Most people probably are not using the term to be malicious, but experts say a problem with overusing this usage of the term simp is that it normalizes traditional masculinity or that stereotype that, quote unquote, real men have to be aggressive, controlling, stoic rather than sensitive, vulnerable, expressive. That can be damaging obviously to women because it creates toxic and harmful relationships, but also to men because they will often feel like they can’t express their emotions or be themselves without experiencing ridicule or shame. As a result, they bottle up their emotions, which obviously is not good for anyone’s mental health.

Taylor Wilson:

Check out Jenna’s full story with a link in today’s episode description.

John Madden has died. The Pro Football Hall of Fame coach and Broadcasting legend became a running commentary for football fans every fall weekend for nearly 30 years.

John Madden:

Look at the determination, he reads run the whole way. He reads Humphrey the whole way. He takes off for the jump before Humphrey takes off for his jump. That is football. I don’t believe that. The official didn’t signal-

Pat Summerall:

He didn’t signal.

John Madden:

… the two minute warning until after the ball was…

Pat Summerall

… again and it’s still a foot in play. He didn’t get it again.

John Madden:

Didn’t get it again. That’s unbelievable. This is unbelievable. What in the heck is going on?

Taylor Wilson:

And his commentary was not all about what happened on field.

John Madden:

What happens is sometimes turkeys are getting so big in here, so that they have so much in that part of the meat, that they were breaking their legs. And they only had four legs and the four legs couldn’t hold it. Any turkey that gets this big needs eight legs.

Pat Summerall:

We’ve got a turducken, right?

John Madden:

Yeah, yeah, yeah, yeah. This is a turducken right here. There’s a third bucket this week. I think what happened, there’s always been a mother and father. Like this is the father bucket, this is a mother bucket and since the last game, they had a baby bucket.

Taylor Wilson:

More recently, he may have been best known for the popular football video games that have his name, but Madden was perhaps most proud of his coaching career. It spanned decades and culminated with a Super Bowl win as head coach of the Oakland Raiders after the 1976 season. After his election to the hall of fame, Madden said, “People always ask, ‘Are you a coach or a broadcaster or a video game guy?’ I’m a coach, always been a coach.”

Above all, John Madden was known as a true lover of the sport of football. NFL commissioner, roger Goodell wrote in a statement, “Nobody loved football more than coach.

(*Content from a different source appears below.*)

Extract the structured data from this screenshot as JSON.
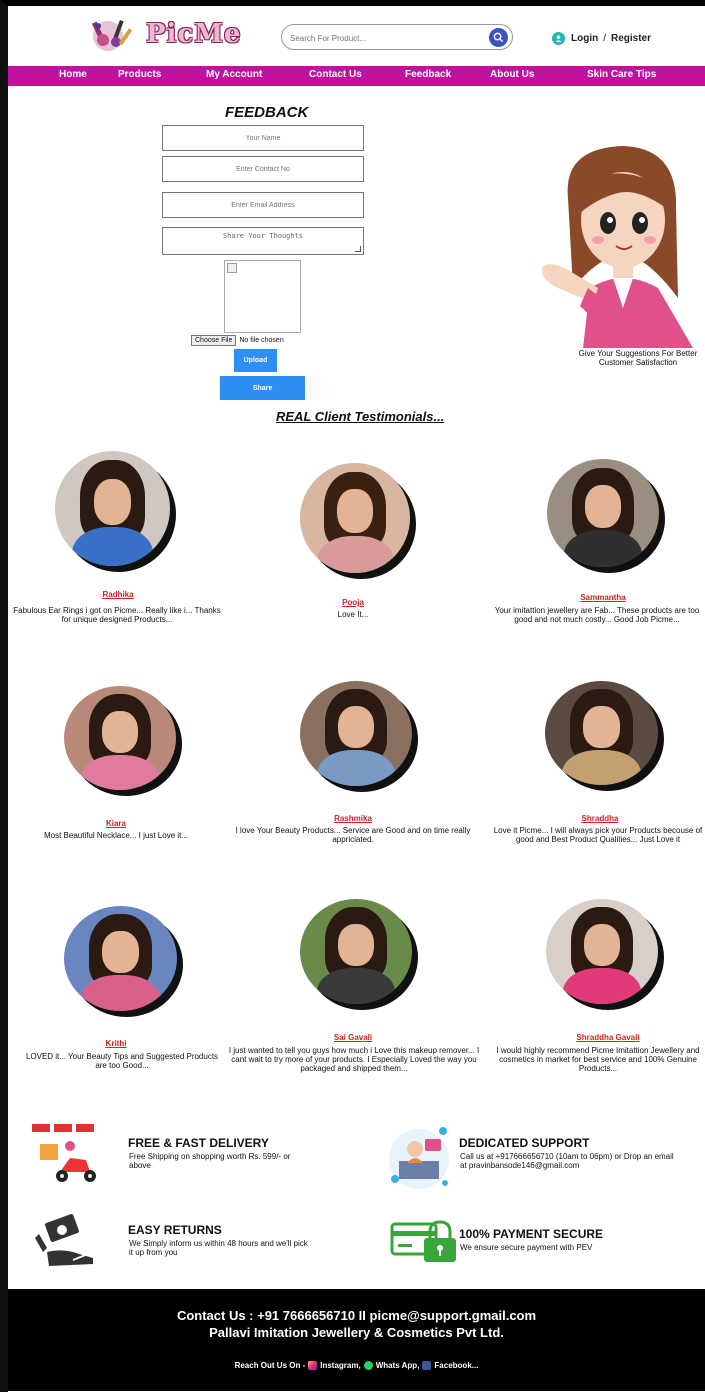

He was football.” John Madden was 85 years old.

Thanks for listening to 5 Things. You can find us seven mornings a week, year round, wherever you like to find your podcast. Thanks as always to PJ Elliot for his great work on the show. And I’m back tomorrow with more of 5 Things from USA TODAY.